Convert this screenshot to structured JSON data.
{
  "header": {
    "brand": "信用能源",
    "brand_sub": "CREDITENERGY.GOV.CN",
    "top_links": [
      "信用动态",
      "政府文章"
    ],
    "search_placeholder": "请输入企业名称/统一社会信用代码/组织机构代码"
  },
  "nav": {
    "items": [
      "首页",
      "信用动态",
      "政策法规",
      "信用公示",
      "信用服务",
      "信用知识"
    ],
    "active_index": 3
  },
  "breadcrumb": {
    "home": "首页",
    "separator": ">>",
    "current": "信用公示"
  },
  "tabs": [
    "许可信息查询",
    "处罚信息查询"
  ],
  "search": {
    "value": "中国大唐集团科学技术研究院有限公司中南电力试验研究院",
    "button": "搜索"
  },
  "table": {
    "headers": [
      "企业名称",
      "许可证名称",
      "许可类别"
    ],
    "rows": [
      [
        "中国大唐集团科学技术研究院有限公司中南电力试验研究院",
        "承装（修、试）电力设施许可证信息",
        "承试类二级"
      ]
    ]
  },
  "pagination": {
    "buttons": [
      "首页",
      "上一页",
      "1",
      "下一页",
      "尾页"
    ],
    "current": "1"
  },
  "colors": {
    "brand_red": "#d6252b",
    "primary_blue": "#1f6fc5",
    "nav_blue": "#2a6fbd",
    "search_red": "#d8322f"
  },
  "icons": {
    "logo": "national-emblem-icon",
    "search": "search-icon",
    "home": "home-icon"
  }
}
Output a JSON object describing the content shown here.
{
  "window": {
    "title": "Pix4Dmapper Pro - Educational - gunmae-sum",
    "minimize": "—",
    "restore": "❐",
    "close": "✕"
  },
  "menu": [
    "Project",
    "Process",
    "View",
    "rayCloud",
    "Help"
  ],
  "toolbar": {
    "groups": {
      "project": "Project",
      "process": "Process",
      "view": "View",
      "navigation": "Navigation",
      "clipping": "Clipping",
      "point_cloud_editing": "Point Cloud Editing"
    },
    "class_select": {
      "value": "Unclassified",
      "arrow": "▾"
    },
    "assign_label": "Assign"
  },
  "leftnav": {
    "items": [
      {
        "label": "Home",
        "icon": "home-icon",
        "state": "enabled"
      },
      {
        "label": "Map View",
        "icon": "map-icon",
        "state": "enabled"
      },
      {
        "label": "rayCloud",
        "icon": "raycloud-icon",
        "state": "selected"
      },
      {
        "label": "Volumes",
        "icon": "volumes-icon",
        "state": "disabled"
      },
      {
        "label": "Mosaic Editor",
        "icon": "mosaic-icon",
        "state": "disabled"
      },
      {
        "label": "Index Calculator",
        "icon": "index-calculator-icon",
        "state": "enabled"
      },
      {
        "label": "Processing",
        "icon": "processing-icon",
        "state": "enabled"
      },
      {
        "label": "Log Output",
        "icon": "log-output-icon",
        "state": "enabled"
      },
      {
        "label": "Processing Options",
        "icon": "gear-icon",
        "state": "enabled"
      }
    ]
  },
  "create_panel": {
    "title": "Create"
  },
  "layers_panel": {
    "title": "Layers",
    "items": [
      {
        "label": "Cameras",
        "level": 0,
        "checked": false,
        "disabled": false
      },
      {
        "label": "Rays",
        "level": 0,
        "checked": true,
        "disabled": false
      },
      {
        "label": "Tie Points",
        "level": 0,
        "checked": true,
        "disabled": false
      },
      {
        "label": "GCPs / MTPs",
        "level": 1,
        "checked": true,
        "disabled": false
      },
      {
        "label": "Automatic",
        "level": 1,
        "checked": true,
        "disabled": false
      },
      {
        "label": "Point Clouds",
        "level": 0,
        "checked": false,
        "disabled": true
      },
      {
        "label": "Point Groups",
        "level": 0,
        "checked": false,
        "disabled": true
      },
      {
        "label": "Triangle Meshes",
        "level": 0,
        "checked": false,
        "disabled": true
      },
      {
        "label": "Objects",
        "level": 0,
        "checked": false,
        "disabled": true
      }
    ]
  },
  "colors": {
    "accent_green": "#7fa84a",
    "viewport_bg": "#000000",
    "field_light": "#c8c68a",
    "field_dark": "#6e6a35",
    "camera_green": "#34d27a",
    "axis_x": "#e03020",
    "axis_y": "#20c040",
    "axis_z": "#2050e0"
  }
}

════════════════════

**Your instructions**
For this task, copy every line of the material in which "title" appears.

**Answer area**
    "title": "Pix4Dmapper Pro - Educational - gunmae-sum",
    "title": "Create"
    "title": "Layers",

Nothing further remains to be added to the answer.